Places Discussed

(Critical Guide to Settings and Places in Literature)


*Lodz (lewj). Industrial city in central Poland, about seventy-five miles southwest of Warsaw, in which the novel is set. The growth of the city from a sleepy village to the center of Poland’s textile industry is important to the novel. During the nineteenth century, the Russian government encouraged weavers in Germany and Moravia to come to Poland, where they were given free land, special conditions, and ready markets. The government’s goal was to establish an industry that could take advantage of Poland’s natural resources. As a consequence, many weavers settled in Lodz. As the textile industry expanded, Lodz’s Jewish community rose from a few dozen people to thousands as Jews arrived from Poland’s countryside and Russia—from which they were expelled. Some of these people prospered in the weaving trade; most, however, remained poor and lived in Balut, an impoverished, working-class section of Lodz, which author Israel Joshua Singer describes as “Russia’s greatest manufacturing centre of textiles and revolutionaries.”

The novel ends shortly after the Soviet Union comes into existence, and Poland struggles to regain its independence. Meanwhile, Lodz experiences alternating periods of boom and depression, and the novel ends with a period of great depression as Polish independence means that Lodz loses its vital Russian markets for its textiles. The workers’ movements that arise do not win new rights for the...

(The entire section is 597 words.)


(Great Characters in Literature)

Howe, Irving. Introduction to The Brothers Ashkenazi, by Israel Joshua Singer. 1st ed. New York: Atheneum, 1980. Provides an assessment of the work as a historical novel and relates it to other examples of the genre. Claims that Singer adopted the Marxist notion that the sweep of history determines the lives and actions of individuals.

Howe, Irving. World of Our Fathers. New York: Harcourt Brace Jovanovich, 1976. Links Singer with Scholem Asch as being Yiddish writers who achieved fame by writing in the tradition of European novelists of the nineteenth and twentieth centuries. Compares his techniques in The Brothers Ashkenazi with those used by Thomas Mann.

Norich, Anita. The Homeless Imagination in the Fiction of Israel Joshua Singer. Bloomington: Indiana University Press, 1991. Focuses on cultural dimensions of Singer’s writing. Offers a sensitive reading of The Brothers Ashkenazi and discusses the tensions Singer creates by contrasting the “extraordinary changes of the period he is depicting” with the static nature of the Jewish fate.

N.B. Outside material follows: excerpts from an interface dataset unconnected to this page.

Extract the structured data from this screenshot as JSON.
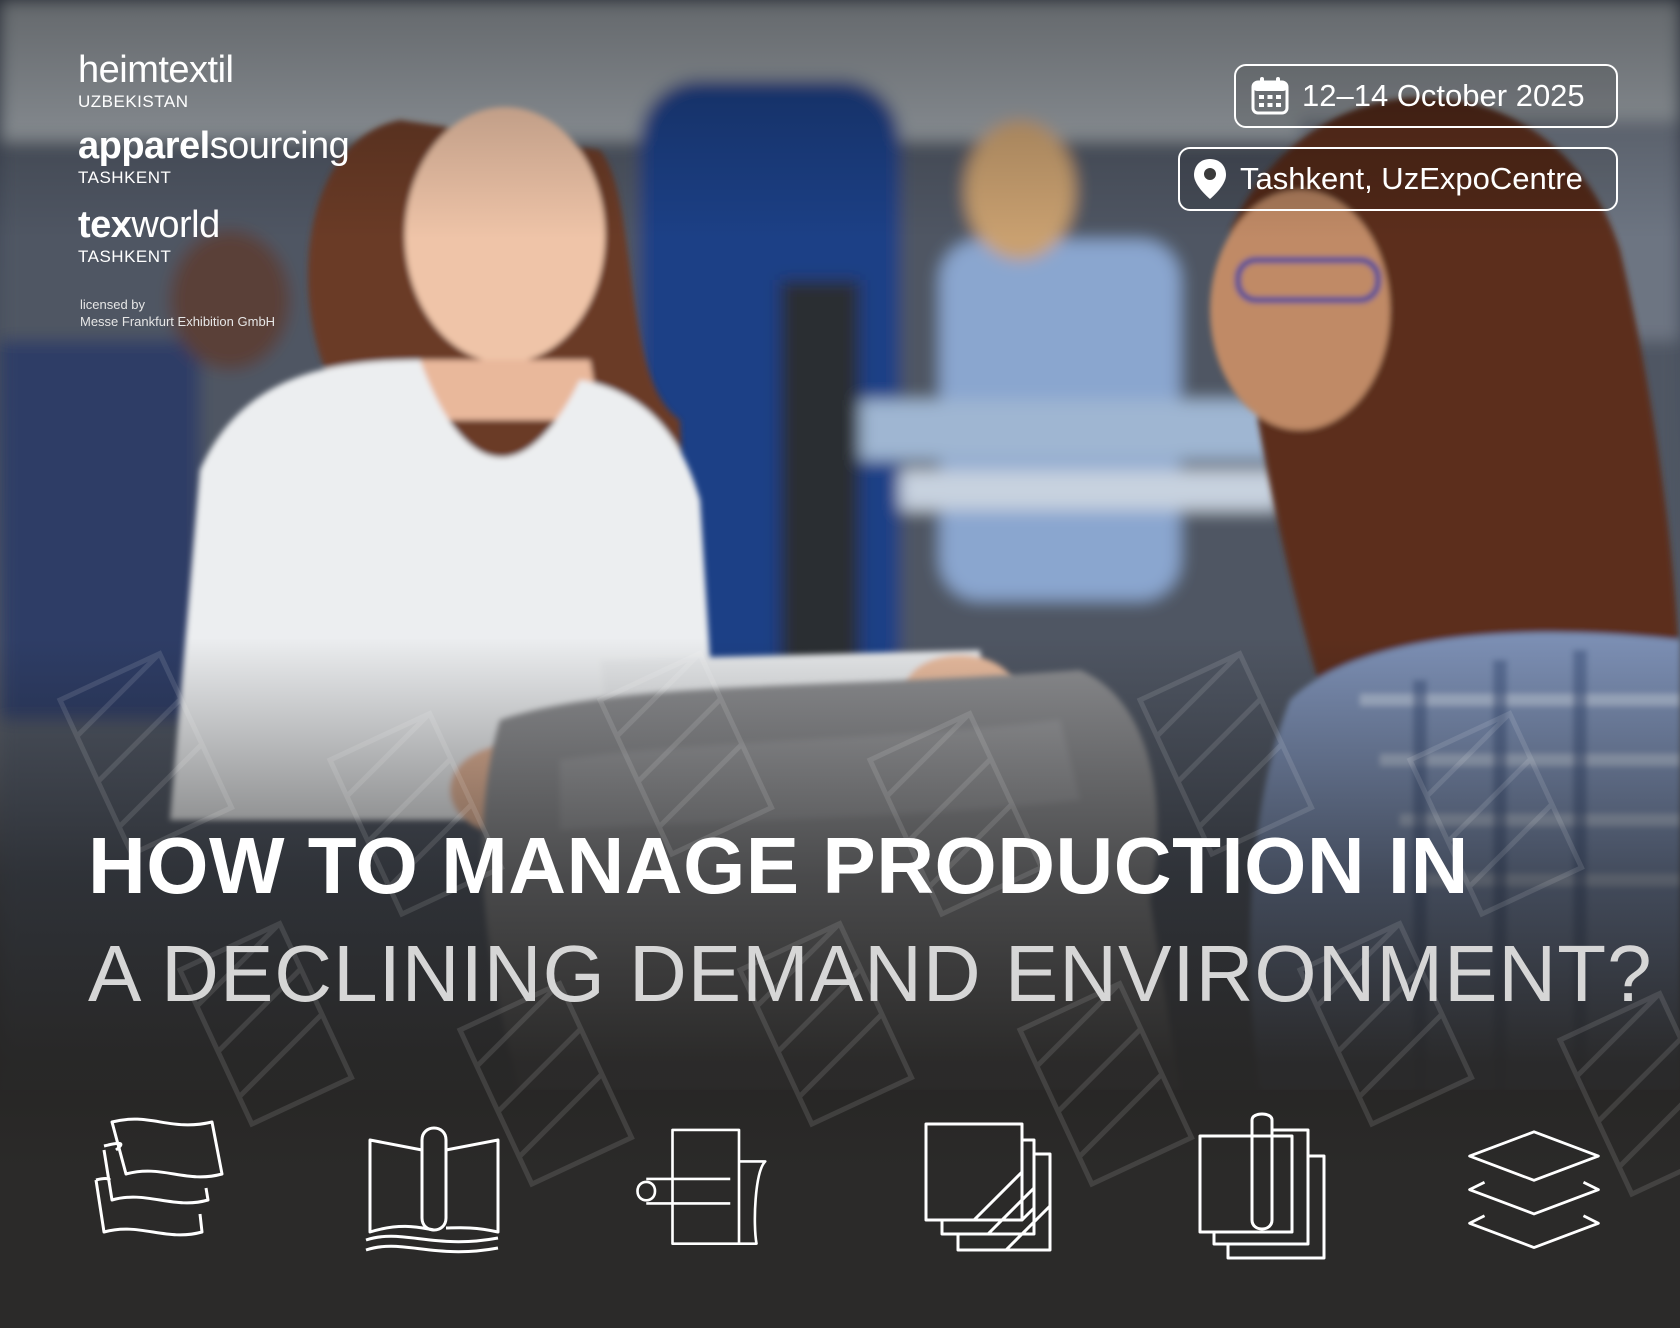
{
  "brands": [
    {
      "name_bold": "",
      "name_light": "heimtextil",
      "sub": "UZBEKISTAN"
    },
    {
      "name_bold": "apparel",
      "name_light": "sourcing",
      "sub": "TASHKENT"
    },
    {
      "name_bold": "tex",
      "name_light": "world",
      "sub": "TASHKENT"
    }
  ],
  "licensed": {
    "line1": "licensed by",
    "line2": "Messe Frankfurt Exhibition GmbH"
  },
  "event": {
    "date": "12–14 October 2025",
    "location": "Tashkent, UzExpoCentre"
  },
  "headline": {
    "line1": "HOW TO MANAGE PRODUCTION IN",
    "line2": "A DECLINING DEMAND ENVIRONMENT?"
  },
  "icons": [
    "fabric-swatches-icon",
    "fabric-roll-icon",
    "fabric-unroll-icon",
    "fabric-squares-icon",
    "fabric-sample-icon",
    "layers-icon"
  ],
  "colors": {
    "background": "#2b2a29",
    "text": "#ffffff",
    "headline_secondary": "#d6d6d6"
  }
}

Schulz, Max F. “The Family Chronicle as Paradigm of History in The Brothers Ashkenazi and The Family Moskat.” In The Achievement of Isaac Bashevis Singer, edited by Marcia Allentuck. Carbondale: Southern Illinois University Press, 1969. Compares Singer’s novel to one by his more famous brother, Isaac Bashevis Singer, showing how each adapts the conventions of the family epic to the demands of a public attuned to the complexities of the historical process.

Sinclair, Claire. The Brothers Singer. London: Allison & Busby, 1983. Extensive analysis of major characters in The Brothers Ashkenazi. Pays special attention to the political and historical dimensions of the work.